Exercise aim
Search the data below, and report every line in which "name" occurs.

Records supplied

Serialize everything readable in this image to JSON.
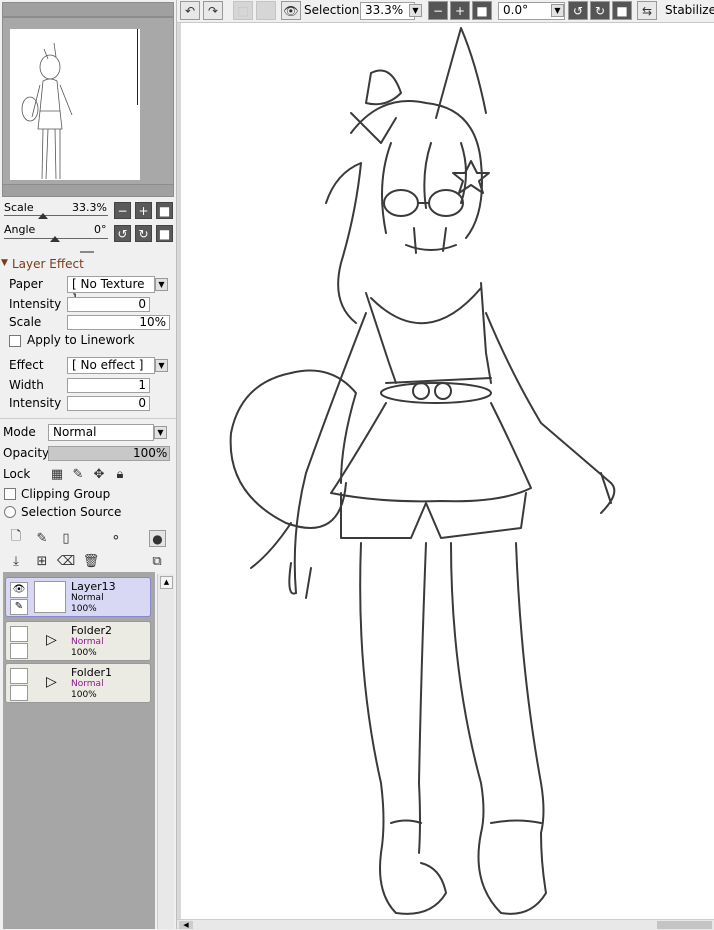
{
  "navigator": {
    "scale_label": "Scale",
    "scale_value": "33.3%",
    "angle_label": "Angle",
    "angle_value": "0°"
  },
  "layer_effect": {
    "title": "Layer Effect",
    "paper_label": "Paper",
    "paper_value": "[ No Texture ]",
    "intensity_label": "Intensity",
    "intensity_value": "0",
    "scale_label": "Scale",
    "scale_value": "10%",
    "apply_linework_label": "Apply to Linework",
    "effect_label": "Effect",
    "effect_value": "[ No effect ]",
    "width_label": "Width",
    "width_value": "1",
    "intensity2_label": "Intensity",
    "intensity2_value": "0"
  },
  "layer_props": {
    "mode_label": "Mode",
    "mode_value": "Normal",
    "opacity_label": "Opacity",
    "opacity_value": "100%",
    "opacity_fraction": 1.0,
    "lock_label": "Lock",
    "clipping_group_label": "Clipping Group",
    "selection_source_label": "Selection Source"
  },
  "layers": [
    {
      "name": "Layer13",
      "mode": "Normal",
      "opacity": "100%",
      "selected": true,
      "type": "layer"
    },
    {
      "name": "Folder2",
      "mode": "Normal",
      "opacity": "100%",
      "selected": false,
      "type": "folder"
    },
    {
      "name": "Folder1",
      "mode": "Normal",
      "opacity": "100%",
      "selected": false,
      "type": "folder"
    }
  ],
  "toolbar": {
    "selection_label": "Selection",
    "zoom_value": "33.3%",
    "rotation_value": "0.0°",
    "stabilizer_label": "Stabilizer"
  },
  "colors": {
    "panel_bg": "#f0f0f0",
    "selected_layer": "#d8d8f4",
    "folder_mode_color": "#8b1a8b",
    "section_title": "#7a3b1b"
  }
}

Answer below
      "name": "Layer13",
      "name": "Folder2",
      "name": "Folder1",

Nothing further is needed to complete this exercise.